One of the goals for the renovation was to keep the impact on the front of the house minimal. From where the original, poorly placed staircase stood, to the back of the house, the structure was rebuilt from the foundation up, its integrity having been compromised by a series of what Dick calls, “bad additions.” A second staircase, linking the kitchen to an upstairs bathroom, was removed altogether. The second floor master bedroom, one of only two bedrooms in the original cottage, had been squeezed into a small space, while the back half of the second floor was used as storage. Mirroring elements from the front half of the house, Dick transformed that attic space into a master suite by adding 45-degree bays and raising the roof, literally, with a new tower element. “If not for the bays,” he says, “the bed would fill up the entire room.” A third bedroom was added, as was a third bathroom, all of which were outfitted in Waterworks tile in configurations the wife designed.

Douglas Dick, principal of LDa Architects and Interiors of Cambridge and Chatham renovated a nineteenth-century Hyannisport cottage

Photo by Sean Litchfield

The original kitchen may have been serviceable in its day, especially given that guests of the Swiss Cottage Colony enjoyed meals in a common dining hall, but it in no way could accommodate the nightly preparation of the fresh vegetables from the family garden, or the catch of the day the husband, an avid fisherman, brings home. Just to reach the kitchen was an ordeal in itself and required one to pass through three doors.

The new L-shaped kitchen is both functional for every day use and perfect for entertaining, especially when the large pocket doors of the husband’s office are opened to proffer guests additional seating. Colorful fishing flies, which now hang here and there in the home, are expected to take over the office desk as the husband moves into full retirement. The kitchen’s Shaker-style cabinets reflect the wife’s preference for simplicity. “I like to edit rather than add,” she says, explaining her current design style. In selecting the marble for the island and counters, she could not help but fall for one called “Storm at Sea.” Dick extols its practical virtues: “It has a leather-finish texture, which is really lovely and functional. Dark marble often shows rings, but because of the textural surface, this marble avoids those foibles. It is a beautiful material and feels great.” Adding even more beauty to the kitchen is the breakfast nook, cozying up in the same spot as its predecessor. From this little bay, the couple can sip their coffee while watching graceful sailboats floating toward the Sound.
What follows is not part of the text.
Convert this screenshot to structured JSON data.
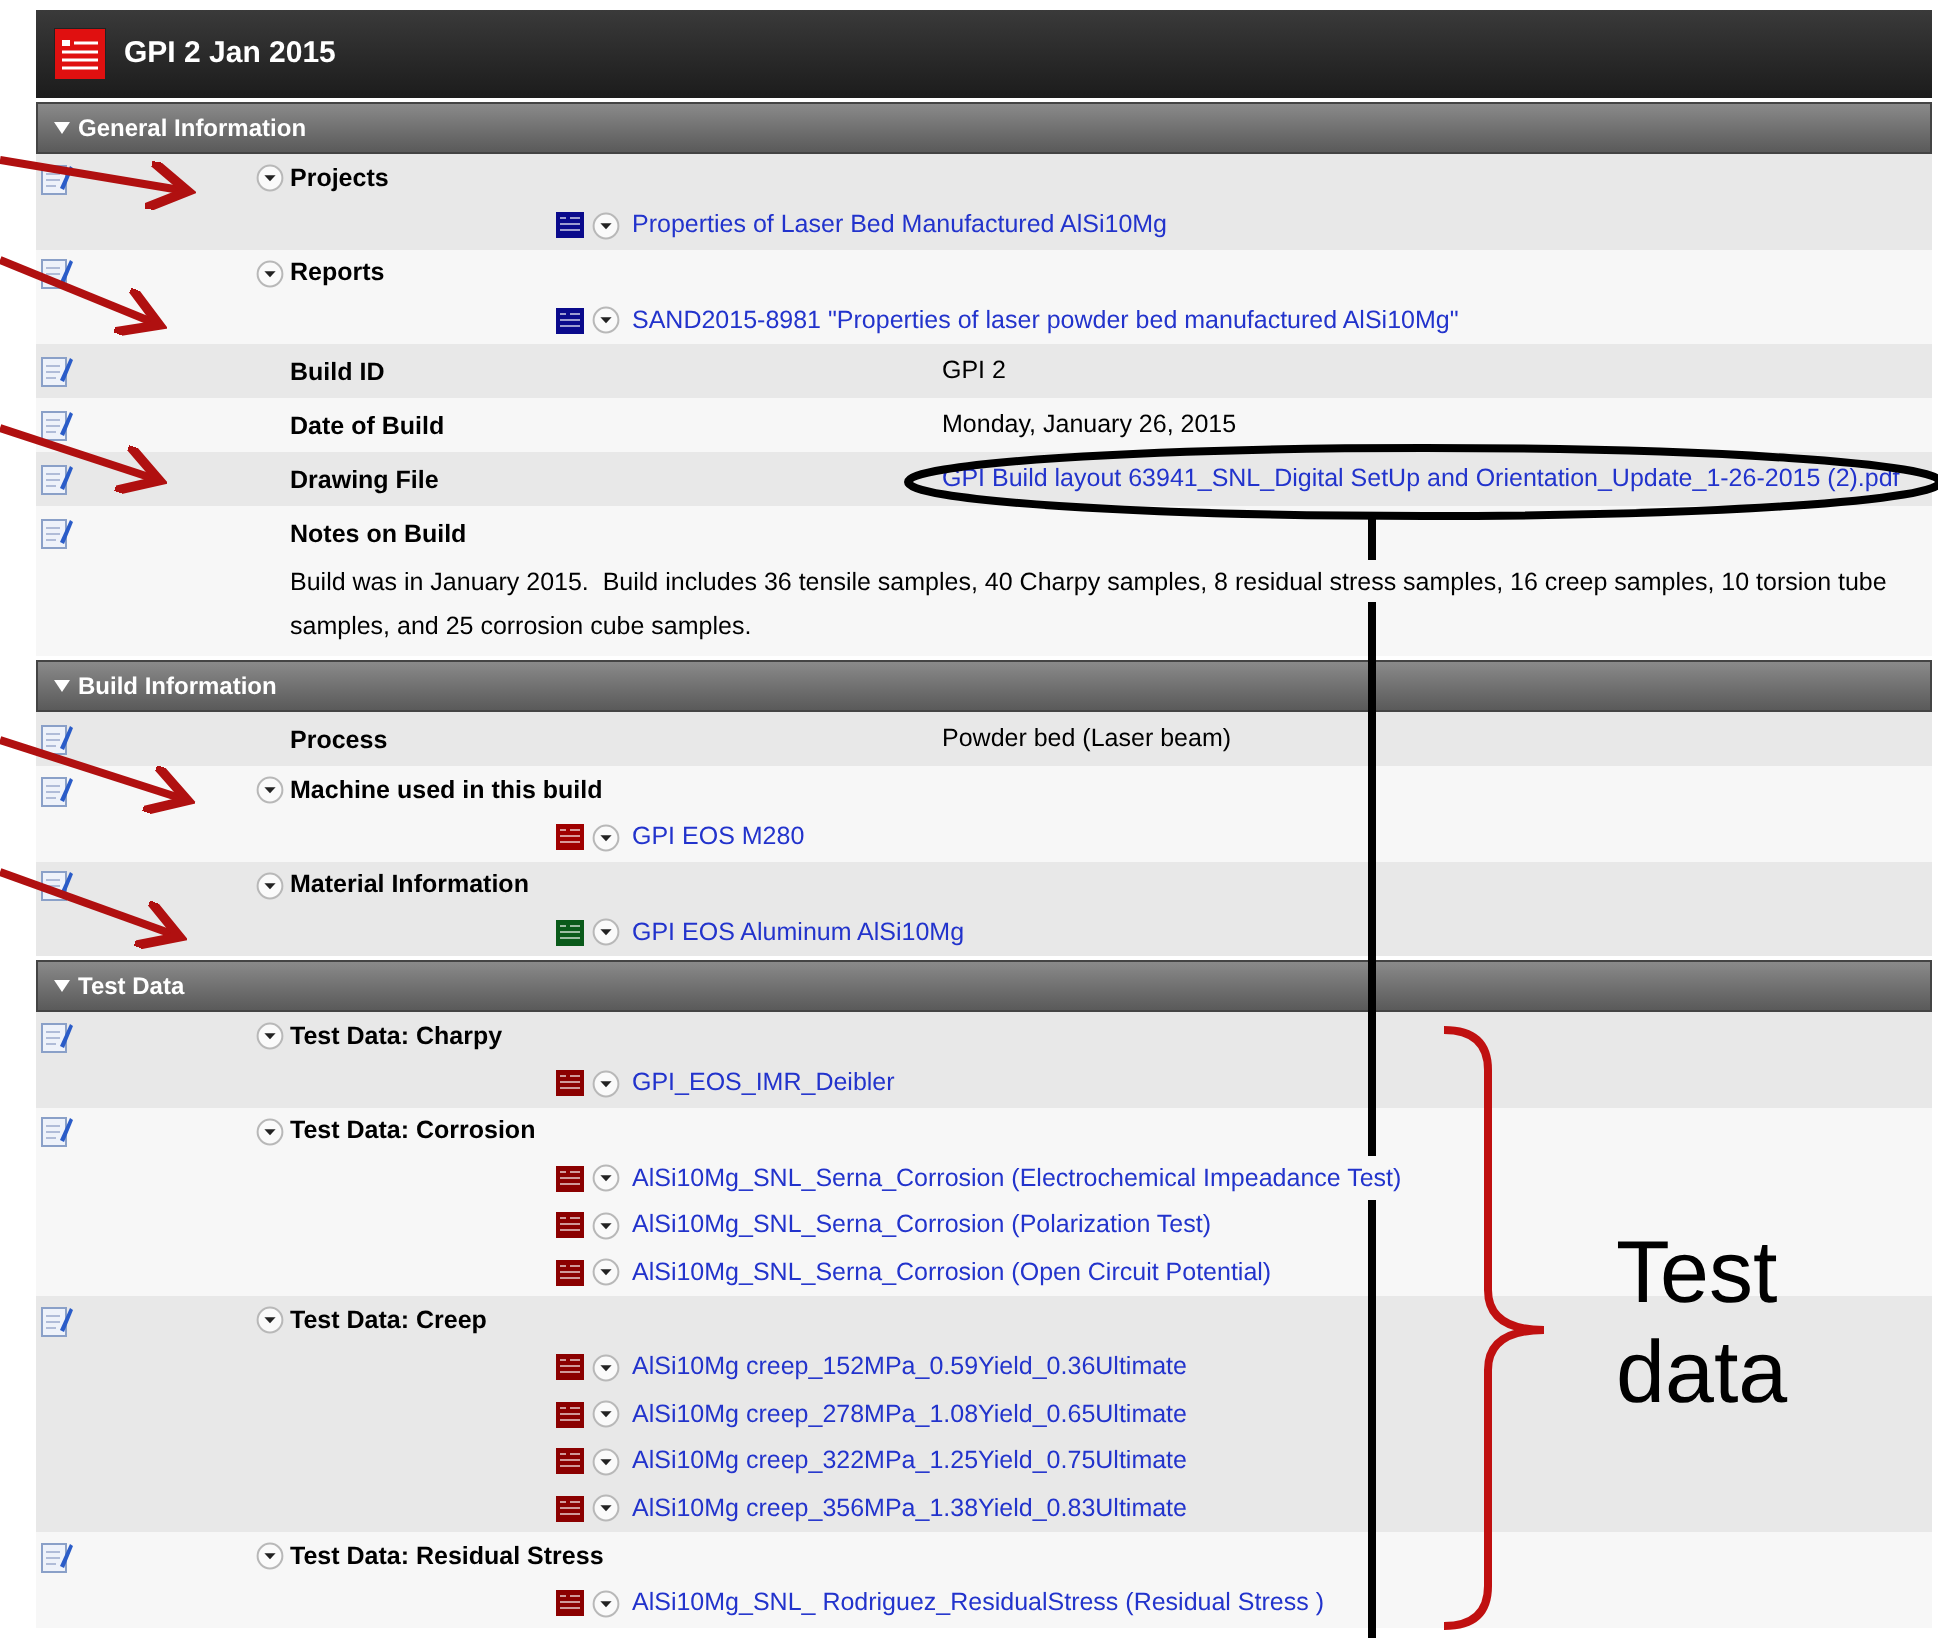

A small porch off the kitchen and a circular brick terrace, painstakingly laid out by hardscape contractor Gary Blondin, are new additions, perfect for intimate gatherings, but when the extended family and friends come together, an antique barn standing in the midst of the shared lawn shifts from storage space to special events venue. Another addition to this part of the house is a spacious laundry and mudroom, one of the key requests for the renovation. The new draping rooflines that shelter all of these spaces give the back half of the house the same captivating architectural interest enjoyed by the front.

Dick’s directive in updating the home included respecting its “wonderful diminutive scale,” and when it came time to furnish the new spaces, the clients chose cottage-size pieces that are big on charm. Some came from their global travels, like the petite Korean apothecary in the second -floor hall and the Asian chest sitting under a painting by English painter Haydn Cornner in the living room. Others are hand-me-downs, like several of the lamps that came from the wife’s grandmother’s cottage. A few items were picked up from Ebay, and still others, like some of the bureaus the wife had stripped and refinished by Dip ’N Strip in Hyannis, were left by the previous owners. The couple already owned many of the couches and chairs, but they received new life when reupholstered by Cape Cod Upholstery Shop in South Dennis.

The cottage’s square footage did not change much, but its character and convenience were decidedly enhanced. “This was not a project with big gestures,” says Dick. “We restored shine to a traditional cottage.”

For more information, visit lda-architects.com.